Byzantine prayer books (euchologia) contain—in addition to the major liturgies of the eucharist and sacraments— a vast number of ‘occasional prayers’ pronounced by the clergy for various occasions that address the concerns of all levels of society, regardless of social and economic status. Yet, they have gone largely unexplored as a source for daily life and social history.
The Vienna Euchologia Project (VEP) takes a two-pronged approach that employs a combination of focused thematic research with Grundlagenforschung. Several individual research projects exemplify the potential of this source material, while also establishing methodological approaches: prayers connected to historical events; the manuscript transmission of euchologia as a reflection of regional communities; the formation of organized lay piety; the history of education within an ecclesiastical framework; the experience of women in pregnancy and childbirth.
To put these thematic investigations on a firm foundation of evidence, the Project is working on a census of relevant manuscripts, which will serve as the basis for a database of prayers in prayer books in manuscript form. Both the manuscript catalogue and the database are designed to facilitate potential future research in other areas as well, such as liturgical studies.
Euchologia are extant in Greek manuscripts beginning with the late eighth century and well into the post-Byzantine period. In the early 15th century, it was estimated that 2,000 copies of the Divine Liturgy were in circulation, but to what degree this applied to the euchologia is unknown. The exact number of extant manuscript witnesses also remains to be established. The sacramental liturgies they contain have been studied by theologians and historians of the liturgy, often on the basis of individual manuscripts. But euchologia also contain a large number of short prayers for specific occasions (hence: occasional prayers) pronounced by priests, on concerns as diverse and various as miscarriage, purifying wells, cheese-making, fishing, grape harvesting, church building or a child’s first day at school.

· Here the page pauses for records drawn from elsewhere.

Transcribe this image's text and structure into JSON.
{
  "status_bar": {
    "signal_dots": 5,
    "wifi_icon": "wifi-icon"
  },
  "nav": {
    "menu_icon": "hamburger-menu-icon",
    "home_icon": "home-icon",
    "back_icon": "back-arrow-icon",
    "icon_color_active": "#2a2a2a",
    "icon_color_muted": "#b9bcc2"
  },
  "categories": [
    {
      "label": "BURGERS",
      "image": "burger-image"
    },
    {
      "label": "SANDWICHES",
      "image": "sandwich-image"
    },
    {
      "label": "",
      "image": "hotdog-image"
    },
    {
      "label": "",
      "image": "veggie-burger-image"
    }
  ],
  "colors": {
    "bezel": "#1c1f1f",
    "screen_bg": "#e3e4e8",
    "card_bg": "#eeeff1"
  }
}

There is considerable variation between the manuscripts in the content, concern, and sequence of the occasional prayers. Moreover, several different prayer texts may address the same concrete concern, either scattered across different manuscripts or even within the same manuscript. At the same time, the same prayer may be reused for completely different concerns by simply changing its title or making minor modifications to the prayer text.
Unlocking the potential of the small prayers in the euchologia as a source of information for daily life and social history must begin with the manuscripts and requires a systematic, step-by-step effort of a research team over an extended period of time.

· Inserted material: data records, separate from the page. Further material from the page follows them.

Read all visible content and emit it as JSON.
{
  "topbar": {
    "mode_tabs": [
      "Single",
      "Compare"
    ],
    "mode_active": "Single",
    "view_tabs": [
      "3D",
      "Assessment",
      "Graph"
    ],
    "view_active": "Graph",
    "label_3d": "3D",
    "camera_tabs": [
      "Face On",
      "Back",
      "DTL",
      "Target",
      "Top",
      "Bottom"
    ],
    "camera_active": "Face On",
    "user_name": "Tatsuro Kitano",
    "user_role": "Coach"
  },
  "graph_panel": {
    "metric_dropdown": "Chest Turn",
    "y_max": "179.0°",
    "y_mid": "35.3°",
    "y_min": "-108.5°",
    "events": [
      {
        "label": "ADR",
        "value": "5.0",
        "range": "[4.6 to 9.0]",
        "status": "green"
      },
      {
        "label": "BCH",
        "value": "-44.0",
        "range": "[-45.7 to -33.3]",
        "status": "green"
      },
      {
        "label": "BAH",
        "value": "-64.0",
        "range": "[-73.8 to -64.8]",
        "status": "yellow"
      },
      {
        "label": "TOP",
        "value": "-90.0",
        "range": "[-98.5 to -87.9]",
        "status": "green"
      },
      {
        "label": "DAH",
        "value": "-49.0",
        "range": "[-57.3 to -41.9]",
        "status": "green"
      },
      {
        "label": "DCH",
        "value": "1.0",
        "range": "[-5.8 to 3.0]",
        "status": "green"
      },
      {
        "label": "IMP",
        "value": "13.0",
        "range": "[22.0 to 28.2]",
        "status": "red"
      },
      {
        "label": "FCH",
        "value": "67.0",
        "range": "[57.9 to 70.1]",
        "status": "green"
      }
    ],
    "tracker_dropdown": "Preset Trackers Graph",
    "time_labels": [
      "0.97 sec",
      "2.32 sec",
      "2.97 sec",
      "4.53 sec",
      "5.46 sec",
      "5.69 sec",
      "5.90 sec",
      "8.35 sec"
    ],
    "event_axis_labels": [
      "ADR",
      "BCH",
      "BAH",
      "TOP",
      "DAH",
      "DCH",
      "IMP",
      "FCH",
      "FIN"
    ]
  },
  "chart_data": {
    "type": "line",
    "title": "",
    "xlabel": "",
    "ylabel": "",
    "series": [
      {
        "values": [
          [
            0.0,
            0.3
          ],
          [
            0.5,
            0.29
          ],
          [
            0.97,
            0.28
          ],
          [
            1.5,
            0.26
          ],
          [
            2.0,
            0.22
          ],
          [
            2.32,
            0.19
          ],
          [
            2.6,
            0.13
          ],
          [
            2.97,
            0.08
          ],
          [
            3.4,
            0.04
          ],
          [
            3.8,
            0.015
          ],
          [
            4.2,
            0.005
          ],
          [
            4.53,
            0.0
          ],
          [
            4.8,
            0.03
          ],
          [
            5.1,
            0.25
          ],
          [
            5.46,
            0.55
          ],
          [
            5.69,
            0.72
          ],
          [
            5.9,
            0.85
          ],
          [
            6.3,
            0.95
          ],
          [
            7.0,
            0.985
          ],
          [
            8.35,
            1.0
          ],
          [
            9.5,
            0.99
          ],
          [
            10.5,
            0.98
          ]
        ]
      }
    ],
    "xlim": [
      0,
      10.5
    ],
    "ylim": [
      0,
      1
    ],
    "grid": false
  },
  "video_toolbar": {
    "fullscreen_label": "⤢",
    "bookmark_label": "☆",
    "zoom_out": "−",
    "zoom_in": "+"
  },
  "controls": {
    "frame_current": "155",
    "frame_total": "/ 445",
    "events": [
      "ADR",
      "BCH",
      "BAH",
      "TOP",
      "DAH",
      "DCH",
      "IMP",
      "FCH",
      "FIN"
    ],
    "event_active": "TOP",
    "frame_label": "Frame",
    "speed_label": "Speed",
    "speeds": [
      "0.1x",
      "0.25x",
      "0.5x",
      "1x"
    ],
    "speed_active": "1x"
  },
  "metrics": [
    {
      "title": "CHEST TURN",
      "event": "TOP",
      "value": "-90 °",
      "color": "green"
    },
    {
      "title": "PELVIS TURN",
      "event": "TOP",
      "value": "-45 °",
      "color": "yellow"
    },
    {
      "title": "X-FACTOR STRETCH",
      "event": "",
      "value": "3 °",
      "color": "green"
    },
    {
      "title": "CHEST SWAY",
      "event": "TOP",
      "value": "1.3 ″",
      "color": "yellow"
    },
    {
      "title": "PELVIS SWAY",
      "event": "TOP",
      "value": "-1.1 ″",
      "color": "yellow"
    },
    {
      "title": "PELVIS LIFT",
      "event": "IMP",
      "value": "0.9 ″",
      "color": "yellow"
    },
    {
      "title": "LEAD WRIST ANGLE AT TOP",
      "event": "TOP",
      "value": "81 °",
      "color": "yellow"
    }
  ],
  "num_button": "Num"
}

Aims of the Project
The Census of Manuscripts aims to list all extant euchologia and other relevant manuscripts, such as nomokanones, that contain occasional prayers. It is based on published materials augmented by manuscript study, either in the original or in reproductions. As of July 2019, the Catalogue includes more than 1000 manuscripts. This list is continually expanded with the aim of creating a geographical and chronological matrix upon which the euchologia of unknown provenance and date, and their prayers, can be grafted.

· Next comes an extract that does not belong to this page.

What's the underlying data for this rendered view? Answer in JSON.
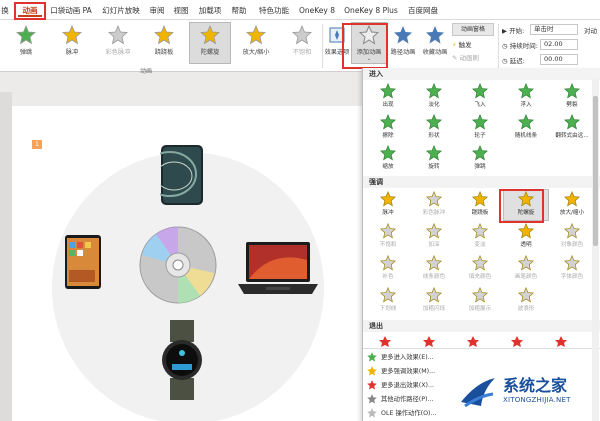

The catalogue will, in due course, form the basis of the open access and fully searchable Database of Prayers. Prayer texts will be linked to the manuscripts in which they are contained. Each prayer is identified by (1) its title and incipit, and (2) its content and concern. In this way, it will eventually be possible to answer questions such as: In what regions were prayers connected to viticulture or to seafaring particularly popular? What prayers specifically addressed issues of women’s health and purity? How did people join pious lay confraternities in urban settings? What is the earliest appearance of prayers related to the re-consecration of churches after they had been used by the clergy of the Latin Church? How do prayers for the re-admission of apostates develop over time?
For more information on our working methods on our working methods click here.
This information is work in progress and will be continuously updated.
For relevant publications of the project and its affiliates click here.
The Vienna Euchologia Project (VEP) is housed at the Division of Byzantine Research in the Institute of Medieval Research of the Austrian Academy of Sciences, where it contributes to the research concentration ‘Communities and Landscapes’.
Basic funding, infrastructure and archiving services through the Austrian Academy of Sciences is supplemented by third-party research grants. In the past, these have been:
FWF P28219-G25 Daily Life and Religion. Byzantine Prayer Books as Sources for Social History; Claudia Rapp (PI), Eirini Afentoulidou (01.10.2015-30.9.2018), Ilias Nesseris; Stand-Alone Project, 01.10.2015-31.05.2019, €394.390,50.
Daily Life and Religion. Byzantine Prayer Books as Sources for Social History; Claudia Rapp (PI), Eirini Afentoulidou (01.10.2015-30.9.2017), Ilias Nesseris; FWF P28219-G25 Stand-Alone Project, 01.10.2015-31.05.2019, €394.390,50.
Claudia Rapp (project leader; Universität Wien, Institut für Byzantinistik und Neogräzistik – Österreichische Akademie der Wissenschaften, Institut für Mittelalterforschung, Abteilung Byzanzforschung)
Eirini Afentoulidou (project member)
Ilias Nesseris (project member)
Giulia Rossetto (project member)
Elisabeth Schiffer (project member)
Daniel Galadza (project Partner; Universität Regensburg, Centre for Advanced Studies. Beyond Canon. Heterotopien religiöser Autorität im spätantiken Christentum (FOR 2770)